- [BRIEF] Where a line holds the word "JSON", count it, then give only the total for the entries below.

- [App and web page records]
____________

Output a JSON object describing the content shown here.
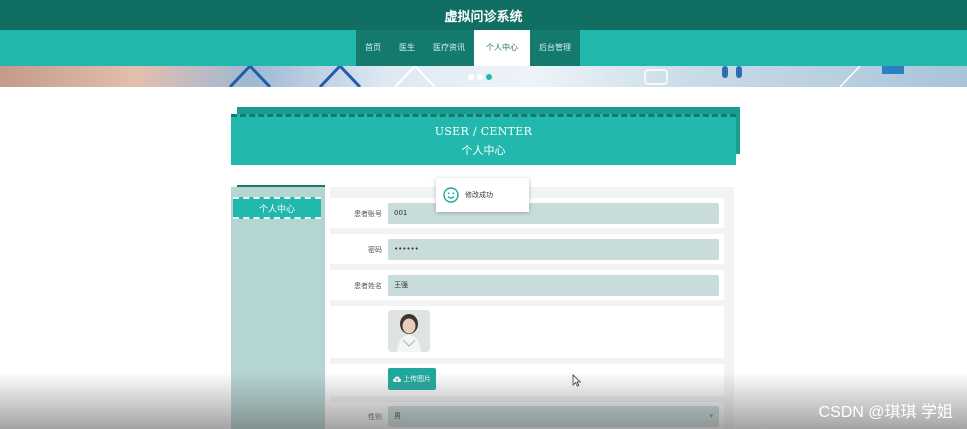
{
  "app": {
    "title": "虚拟问诊系统"
  },
  "nav": {
    "items": [
      {
        "label": "首页"
      },
      {
        "label": "医生"
      },
      {
        "label": "医疗资讯"
      },
      {
        "label": "个人中心"
      },
      {
        "label": "后台管理"
      }
    ],
    "active_index": 3
  },
  "banner": {
    "carousel_count": 3,
    "carousel_active": 2
  },
  "section": {
    "title_en": "USER / CENTER",
    "title_cn": "个人中心"
  },
  "sidebar": {
    "items": [
      {
        "label": "个人中心"
      }
    ]
  },
  "form": {
    "account_label": "患者账号",
    "account_value": "001",
    "password_label": "密码",
    "password_value": "••••••",
    "name_label": "患者姓名",
    "name_value": "王强",
    "upload_label": "上传图片",
    "gender_label": "性别",
    "gender_value": "男"
  },
  "toast": {
    "message": "修改成功",
    "icon": "smile-icon"
  },
  "watermark": {
    "text": "CSDN @琪琪 学姐"
  },
  "colors": {
    "header": "#116e63",
    "nav_bar": "#22b7ad",
    "accent": "#23b8ad",
    "sidebar": "#b5d5d3",
    "field": "#c8dcdb"
  }
}
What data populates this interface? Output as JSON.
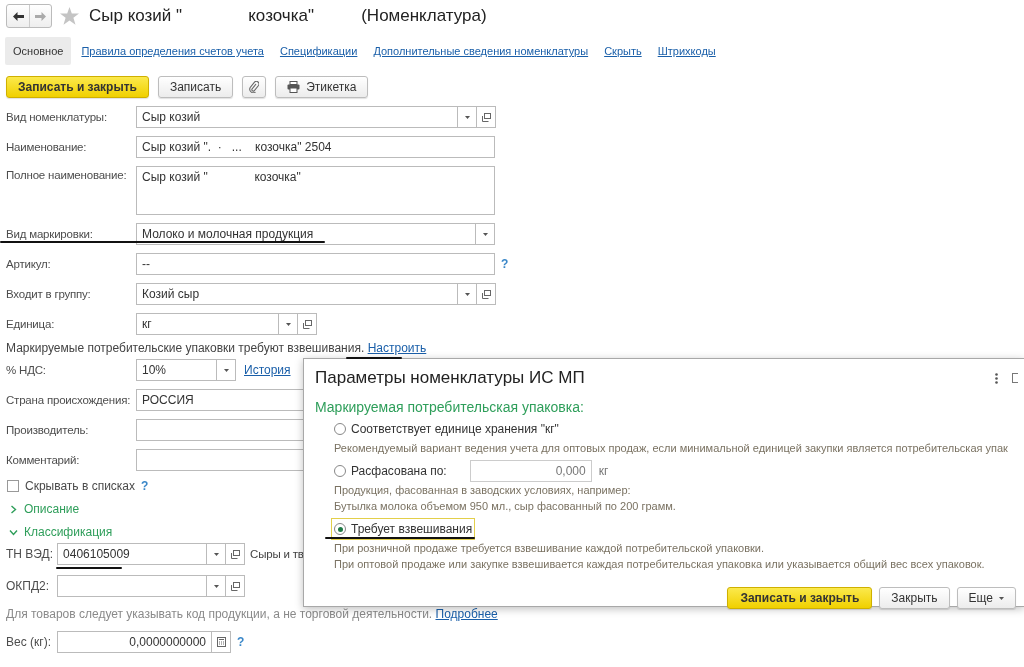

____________

- [TASK RESULT] 2